Forget Hershey's kisses. Soon, you may be eating Hershey's robots, action figures or even a chocolate version of yourself.
Today (Jan. 16), 3D Systems and The Hershey Company announced they're partnering to develop new 3D-printing technologies to create candy, chocolate and other edibles
3D Systems recently announced a line of ChefJet printers that can print sugar-based edibles, such as candies, cake decorations and sugar statues. Liz Von Hasseln, co-creator of ChefJet, told TomsGuide.com that she is already collaborating with Hershey. "We are working with Hershey's to develop delicious recipes, products and capabilities for the ChefJet and ChefJet Pro," Von Hasseln said. "When these printers are released in the second half of this year, consumers will be enabled to design and produce their own confections, or order them through Cubify.com." (Cubify.com is 3D Systems' online store for 3D-printed products.)

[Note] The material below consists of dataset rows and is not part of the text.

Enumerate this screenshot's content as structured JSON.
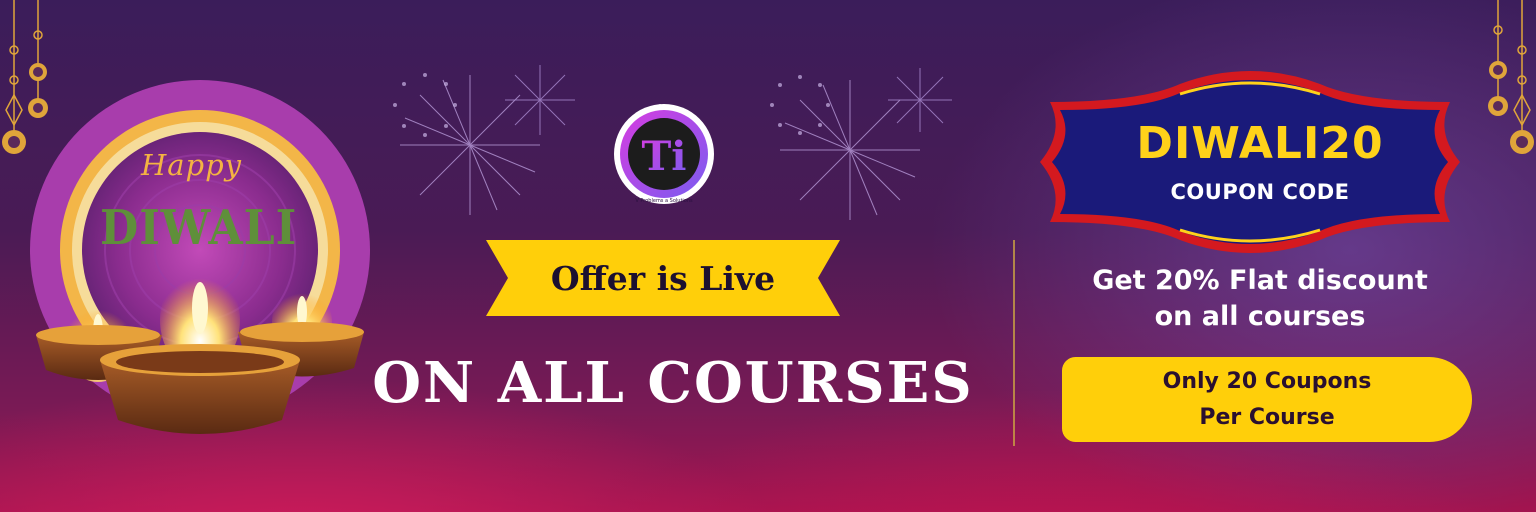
{
  "left": {
    "greeting": "Happy",
    "festival": "DIWALI"
  },
  "center": {
    "logo_text": "Ti",
    "logo_tagline": "V Problems a Solutions",
    "ribbon": "Offer is Live",
    "headline": "ON ALL COURSES"
  },
  "right": {
    "coupon_code": "DIWALI20",
    "coupon_label": "COUPON CODE",
    "discount_line1": "Get 20% Flat discount",
    "discount_line2": "on all courses",
    "pill_line1": "Only 20 Coupons",
    "pill_line2": "Per Course"
  },
  "colors": {
    "accent_yellow": "#ffd21a",
    "coupon_blue": "#1a1a7a",
    "coupon_border": "#d4191f",
    "greeting_orange": "#f4b342",
    "festival_green": "#5f8f3a"
  },
  "icons": [
    "hanging-lamp-icon",
    "firework-icon",
    "oil-lamp-icon",
    "mandala-icon",
    "infinity-icon"
  ]
}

3D Systems told TomsGuide.com that it will leverage ChefJet and the company's other print technologies with Hershey for both consumer and prosumer products, eventually offering both a selection of customized candy for sale and actual candy-making 3D printers so people can whip up their own confections.
William Papa, Hershey's vice president and chief research and development officer, said in a statement that 3D-printing technology is a way for Hershey to bring its treats into the future. Chuck Hull, chief technology officer at 3D Systems, said in the statement that the partnership with Hershey is the next step in making 3D printing more mainstream.

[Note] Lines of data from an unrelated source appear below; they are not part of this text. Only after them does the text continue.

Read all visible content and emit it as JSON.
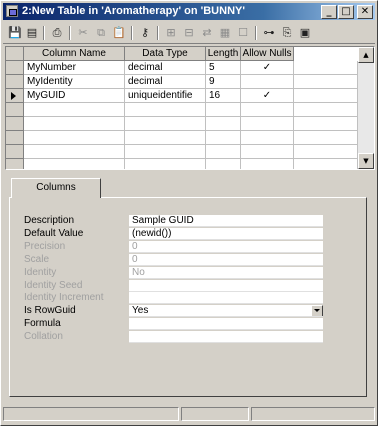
{
  "window": {
    "title": "2:New Table in 'Aromatherapy' on 'BUNNY'",
    "controls": {
      "minimize": "_",
      "maximize": "□",
      "close": "✕"
    }
  },
  "toolbar": {
    "icons": [
      "save-icon",
      "table-properties-icon",
      "print-icon",
      "cut-icon",
      "copy-icon",
      "paste-icon",
      "primary-key-icon",
      "insert-column-icon",
      "delete-column-icon",
      "relationships-icon",
      "manage-indexes-icon",
      "constraints-icon",
      "triggers-icon",
      "generate-script-icon"
    ]
  },
  "grid": {
    "columns": [
      "Column Name",
      "Data Type",
      "Length",
      "Allow Nulls"
    ],
    "rows": [
      {
        "name": "MyNumber",
        "type": "decimal",
        "length": "5",
        "nulls": "✓"
      },
      {
        "name": "MyIdentity",
        "type": "decimal",
        "length": "9",
        "nulls": ""
      },
      {
        "name": "MyGUID",
        "type": "uniqueidentifie",
        "length": "16",
        "nulls": "✓"
      },
      {
        "name": "",
        "type": "",
        "length": "",
        "nulls": ""
      },
      {
        "name": "",
        "type": "",
        "length": "",
        "nulls": ""
      },
      {
        "name": "",
        "type": "",
        "length": "",
        "nulls": ""
      },
      {
        "name": "",
        "type": "",
        "length": "",
        "nulls": ""
      },
      {
        "name": "",
        "type": "",
        "length": "",
        "nulls": ""
      }
    ],
    "current_row": 2
  },
  "tab": {
    "label": "Columns"
  },
  "properties": [
    {
      "label": "Description",
      "value": "Sample GUID",
      "enabled": true
    },
    {
      "label": "Default Value",
      "value": "(newid())",
      "enabled": true
    },
    {
      "label": "Precision",
      "value": "0",
      "enabled": false
    },
    {
      "label": "Scale",
      "value": "0",
      "enabled": false
    },
    {
      "label": "Identity",
      "value": "No",
      "enabled": false
    },
    {
      "label": "Identity Seed",
      "value": "",
      "enabled": false
    },
    {
      "label": "Identity Increment",
      "value": "",
      "enabled": false
    },
    {
      "label": "Is RowGuid",
      "value": "Yes",
      "enabled": true,
      "dropdown": true
    },
    {
      "label": "Formula",
      "value": "",
      "enabled": true
    },
    {
      "label": "Collation",
      "value": "",
      "enabled": false
    }
  ]
}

While few other details were made available, the possibilities seem endless: customized chocolate objects, Reese's Peanut Butter Cups with words printed on top, Hershey chocolate bars with pictures printed right onto them. And with 3D Systems' 3DMe service, which lets you 3D print a figurine with your face in a variety of possible uniforms and poses, you may soon be taking a bite out of yourself.
3D Systems isn't the only company to 3D print food; a Kickstarter project for the Piq printer, which creates chocolate objects, raised $26,000 — slightly more than the goal of $25,000. The Foodini printer can make pizza or ravioli. And NASA is researching food printers.